‘Conditions analogous to slavery’: Workers in the British West Indies after emancipation

Although the slave trade had been abolished throughout the British Empire in 1807, it would not be until 1833 that the Slavery Abolition Act would be passed, and on the 1st of August the following year slaves in the British West Indies would begin their lives as free men and women. The controversial ‘Apprenticeship’ system… Read More ‘Conditions analogous to slavery’: Workers in the British West Indies after emancipation

Winston Churchill and the Rise of Bolshevism 1917–1927

Winston Churchill and the Rise of Bolshevism 1917–1927 The period 1917 to 1927 was one of significant social and political upheaval and revolution across the world, but nowhere so much as in Russia, when on 7 November 1917, the Bolshevik Revolution took place. Power was transferred to the soviets across the country, ousting the Provisional… Read More Winston Churchill and the Rise of Bolshevism 1917–1927

Is Marxism too ‘eurocentric’? A critique of postcolonial IR theory

This is an essay originally written to discuss the charge of ‘western-centrism’ in international relations (IR) theory as a whole, though I have adapted it to address the charge against marxism in particular. I initially wrote this around October 2013. Postcolonialism is a post-positivist theory, or critique, meaning that it rejects the idea that knowledge is static and material, and… Read More Is Marxism too ‘eurocentric’? A critique of postcolonial IR theory

Why was masturbation such a medical concern in the 19th century? 

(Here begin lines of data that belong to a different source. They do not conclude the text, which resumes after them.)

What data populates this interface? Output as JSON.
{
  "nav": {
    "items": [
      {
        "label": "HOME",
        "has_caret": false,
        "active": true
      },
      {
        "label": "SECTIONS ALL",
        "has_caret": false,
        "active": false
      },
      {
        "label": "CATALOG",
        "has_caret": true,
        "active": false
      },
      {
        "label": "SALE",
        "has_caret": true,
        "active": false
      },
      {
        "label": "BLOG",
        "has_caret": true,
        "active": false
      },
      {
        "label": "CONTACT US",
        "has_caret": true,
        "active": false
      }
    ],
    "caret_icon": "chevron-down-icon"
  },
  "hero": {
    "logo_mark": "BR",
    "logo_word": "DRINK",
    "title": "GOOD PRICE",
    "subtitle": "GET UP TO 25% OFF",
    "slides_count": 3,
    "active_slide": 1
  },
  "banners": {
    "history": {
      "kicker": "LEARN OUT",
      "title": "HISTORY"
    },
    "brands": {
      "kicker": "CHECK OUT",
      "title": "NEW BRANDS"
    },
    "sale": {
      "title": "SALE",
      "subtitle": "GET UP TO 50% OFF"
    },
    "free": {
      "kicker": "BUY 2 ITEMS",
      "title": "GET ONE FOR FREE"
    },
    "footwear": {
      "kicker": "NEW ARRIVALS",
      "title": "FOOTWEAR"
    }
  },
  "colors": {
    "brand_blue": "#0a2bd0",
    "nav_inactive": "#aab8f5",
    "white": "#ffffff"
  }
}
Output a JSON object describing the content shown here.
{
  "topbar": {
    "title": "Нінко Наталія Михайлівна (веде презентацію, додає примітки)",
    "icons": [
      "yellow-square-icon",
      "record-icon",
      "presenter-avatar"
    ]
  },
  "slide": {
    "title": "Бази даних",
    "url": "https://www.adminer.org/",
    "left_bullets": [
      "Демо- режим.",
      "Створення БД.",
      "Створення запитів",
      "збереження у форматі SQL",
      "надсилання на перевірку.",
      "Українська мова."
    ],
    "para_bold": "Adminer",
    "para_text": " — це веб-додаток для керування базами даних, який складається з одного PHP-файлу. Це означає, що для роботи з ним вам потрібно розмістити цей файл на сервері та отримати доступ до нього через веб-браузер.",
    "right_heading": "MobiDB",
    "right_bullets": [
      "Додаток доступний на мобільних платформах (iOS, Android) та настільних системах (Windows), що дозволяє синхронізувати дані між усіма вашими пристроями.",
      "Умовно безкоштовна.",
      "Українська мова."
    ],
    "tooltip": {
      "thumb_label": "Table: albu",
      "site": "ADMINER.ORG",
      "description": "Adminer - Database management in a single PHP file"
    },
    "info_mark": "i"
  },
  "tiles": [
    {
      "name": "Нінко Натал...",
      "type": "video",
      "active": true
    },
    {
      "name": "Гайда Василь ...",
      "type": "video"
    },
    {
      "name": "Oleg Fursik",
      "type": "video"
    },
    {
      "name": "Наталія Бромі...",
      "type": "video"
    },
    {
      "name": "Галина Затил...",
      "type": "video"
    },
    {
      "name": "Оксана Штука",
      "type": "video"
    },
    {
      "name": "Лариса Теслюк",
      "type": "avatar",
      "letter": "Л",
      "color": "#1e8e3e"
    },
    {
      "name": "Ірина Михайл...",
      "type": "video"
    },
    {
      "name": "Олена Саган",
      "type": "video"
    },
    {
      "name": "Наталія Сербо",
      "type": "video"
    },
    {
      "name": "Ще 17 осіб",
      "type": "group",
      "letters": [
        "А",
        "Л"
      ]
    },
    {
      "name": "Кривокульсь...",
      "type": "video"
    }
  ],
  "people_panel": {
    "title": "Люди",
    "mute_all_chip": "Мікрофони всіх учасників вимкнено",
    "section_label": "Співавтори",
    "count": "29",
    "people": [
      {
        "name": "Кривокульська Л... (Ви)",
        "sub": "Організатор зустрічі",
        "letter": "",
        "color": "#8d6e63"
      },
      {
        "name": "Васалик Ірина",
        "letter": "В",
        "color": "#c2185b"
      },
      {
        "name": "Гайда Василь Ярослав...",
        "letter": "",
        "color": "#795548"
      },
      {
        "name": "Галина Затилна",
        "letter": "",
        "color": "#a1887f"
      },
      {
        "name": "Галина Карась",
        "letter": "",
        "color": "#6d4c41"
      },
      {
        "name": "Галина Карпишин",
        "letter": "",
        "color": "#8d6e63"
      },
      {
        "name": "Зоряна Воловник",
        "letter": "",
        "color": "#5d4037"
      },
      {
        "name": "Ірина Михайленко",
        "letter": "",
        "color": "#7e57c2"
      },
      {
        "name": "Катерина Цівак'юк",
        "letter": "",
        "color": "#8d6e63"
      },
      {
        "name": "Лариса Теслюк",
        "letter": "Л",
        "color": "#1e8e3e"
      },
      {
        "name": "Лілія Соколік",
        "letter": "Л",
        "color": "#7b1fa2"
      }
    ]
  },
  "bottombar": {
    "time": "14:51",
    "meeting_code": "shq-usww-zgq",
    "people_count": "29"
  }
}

Before the 1700s, masturbation had been condemned on specifically religious grounds. It was considered sinful because it ‘denied the “natural” function of sexuality’, i.e. procreation. As A. N. Gilbert writes, ‘[a]s a sexual act, it meshed easily with the traditional Christian distrust of sensuality and bodily pleasure.’ But by the nineteenth century onwards, doctors had… Read More Why was masturbation such a medical concern in the 19th century?